Dr. Gwen Mitchell is an Assistant Professor and Field Placement Director for the International Disaster Psychology M.A. program at the University of Denver. In addition to being a licensed clinical psychologist in Colorado, she teaches a number of courses at DU including: International Disaster Psychology, Crisis Intervention and Psychotherapeutic Models of Intervention. Dr. Mitchell also provided clinical supervision and programmatic support for SalusWorld- an International NGO with the mission to "stand, collaborate, and coordinate with victims of trauma, humanitarian workers, and other activists to facilitate a return to a healthy emotional life."

Dr. Mitchell's extensive experience and expertise in global mental health and trauma was almost coincidental. Dr. Mitchell was participating in a forensic internship in NYC when she met a physician who had just deployed with Doctors Without Borders. A few months later she joined the organization and deployed to a number of post-conflict war zones. Due to the individuals she worked with and the particular experiences gained through the opportunity, her interest in global mental health increased. Dr. Mitchell notes that it has been an exciting time in the discipline as she has been able to see a fairly young field mature. Along with this "growing up" in the field, there have been plenty of instances that encourage reflections and lessons learned- and Dr. Mitchell has been able to play a role in this process of growing and improving.

In a major initiative that grew along with the discipline, Dr. Mitchell became involved with SalusWorld, which she states requires a pinch of passion to deal with all the challenges. Aligning with her opinion on what is most frustrating in the field, Dr. Mitchell expressed that funding was always a challenge. There is often an ill-informed audience who sees mental health as a luxury and believe mental health should be sidelined for clean drinking water. Dr. Mitchell aptly asks why these two must be mutually exclusive. In this particular scenario, individuals will have a difficult time accessing water from a well if they are depressed and lack access to mental health services that could improve their overall functioning. This example also stresses how interconnected mental health is with other disciplines. In microfinance projects, if an individual is suicidal, he or she cannot pay loans- therefore the development sector really needs to incorporate mental health initiatives into their own work.

Dr. Mitchell identified that there are intersections between conflict resolution and clinical psychology, but the ties could be strengthened. For example, conflict resolution practitioners would benefit from thinking about how PTSD might interact with restorative justice programs, or question- how does someone heal with unrecognized abuse? Students at Korbel often think on the macro level and when these students take Dr. Mitchell's courses, she states that students are often fascinated to learn how mental health interventions can help heal systems.

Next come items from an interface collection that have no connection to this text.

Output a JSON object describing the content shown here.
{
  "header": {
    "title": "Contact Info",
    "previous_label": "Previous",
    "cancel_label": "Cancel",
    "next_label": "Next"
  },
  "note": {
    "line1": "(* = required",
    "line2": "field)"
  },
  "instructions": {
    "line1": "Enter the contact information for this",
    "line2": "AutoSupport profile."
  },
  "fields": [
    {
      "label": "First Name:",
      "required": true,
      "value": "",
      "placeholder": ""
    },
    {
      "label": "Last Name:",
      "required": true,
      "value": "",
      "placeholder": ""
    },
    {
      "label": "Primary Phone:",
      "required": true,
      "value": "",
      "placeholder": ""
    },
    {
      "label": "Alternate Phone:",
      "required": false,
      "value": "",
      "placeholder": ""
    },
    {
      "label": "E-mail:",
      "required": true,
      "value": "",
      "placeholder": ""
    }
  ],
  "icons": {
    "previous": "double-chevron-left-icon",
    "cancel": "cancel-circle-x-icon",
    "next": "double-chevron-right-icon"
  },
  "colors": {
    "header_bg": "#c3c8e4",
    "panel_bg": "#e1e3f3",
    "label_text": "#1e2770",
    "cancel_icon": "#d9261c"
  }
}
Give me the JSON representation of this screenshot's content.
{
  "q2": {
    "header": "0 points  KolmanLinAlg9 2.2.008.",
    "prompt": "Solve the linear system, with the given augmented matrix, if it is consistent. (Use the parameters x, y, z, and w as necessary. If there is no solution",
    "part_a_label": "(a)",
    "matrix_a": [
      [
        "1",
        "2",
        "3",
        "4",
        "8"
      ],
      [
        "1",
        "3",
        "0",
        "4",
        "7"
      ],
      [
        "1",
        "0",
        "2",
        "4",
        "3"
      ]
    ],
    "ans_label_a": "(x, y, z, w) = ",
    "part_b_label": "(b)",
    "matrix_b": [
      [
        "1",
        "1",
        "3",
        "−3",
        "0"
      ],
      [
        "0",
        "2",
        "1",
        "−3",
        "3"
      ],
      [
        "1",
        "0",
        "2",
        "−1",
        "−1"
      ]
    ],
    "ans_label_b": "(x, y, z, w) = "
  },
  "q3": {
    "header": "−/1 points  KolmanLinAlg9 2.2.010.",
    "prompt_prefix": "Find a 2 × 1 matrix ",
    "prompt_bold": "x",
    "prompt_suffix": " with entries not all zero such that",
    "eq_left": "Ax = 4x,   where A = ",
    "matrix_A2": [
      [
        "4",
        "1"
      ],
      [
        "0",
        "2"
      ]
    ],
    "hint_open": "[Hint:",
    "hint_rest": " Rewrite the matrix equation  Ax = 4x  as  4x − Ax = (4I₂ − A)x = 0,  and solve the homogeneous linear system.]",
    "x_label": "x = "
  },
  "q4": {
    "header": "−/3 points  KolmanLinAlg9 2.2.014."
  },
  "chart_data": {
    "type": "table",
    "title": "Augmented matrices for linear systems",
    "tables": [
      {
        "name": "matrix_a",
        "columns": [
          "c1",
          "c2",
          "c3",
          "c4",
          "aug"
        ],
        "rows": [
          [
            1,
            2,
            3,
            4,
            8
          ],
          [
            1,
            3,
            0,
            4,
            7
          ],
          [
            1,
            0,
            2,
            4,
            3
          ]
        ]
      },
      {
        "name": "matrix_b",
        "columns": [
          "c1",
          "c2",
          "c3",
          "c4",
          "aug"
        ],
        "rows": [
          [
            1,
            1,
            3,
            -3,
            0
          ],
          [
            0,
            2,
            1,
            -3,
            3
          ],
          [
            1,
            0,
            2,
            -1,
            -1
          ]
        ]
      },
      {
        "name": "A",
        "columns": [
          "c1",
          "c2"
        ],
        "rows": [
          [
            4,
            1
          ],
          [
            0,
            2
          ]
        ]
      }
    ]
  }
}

For students studying conflict resolution, Dr. Mitchell states that an academic lens only helps to enhance concepts of best practices. In the field, it is often easy to rush into solutions and actions, but an academic perspective can remind organizations to reflect on practice, collaborate, and keep sustainability in mind, thus leading to more effective actions and interventions. Additionally, Dr. Mitchell advises that when working in the conflict resolution field, it is imperative not to shelve mental health with the mindset that it can simply be paused or "dealt with later." Trauma and its impacts can stymie conflict resolution initiatives and should be addressed in coordination with, instead of sacrificed for, conflict resolution efforts.

When asked about how she manages the immense pressures and disheartening stories that accompany her work in global mental health, Dr. Mitchell stated that mindfulness is key, and instead of having a "head in the sand" approach to trauma, she would rather be aware of the issues and work towards recovery. She laughingly replied that on her tombstone, the words "She tried." would be a welcome epithet.

~Leanna Jasek-Rysdahl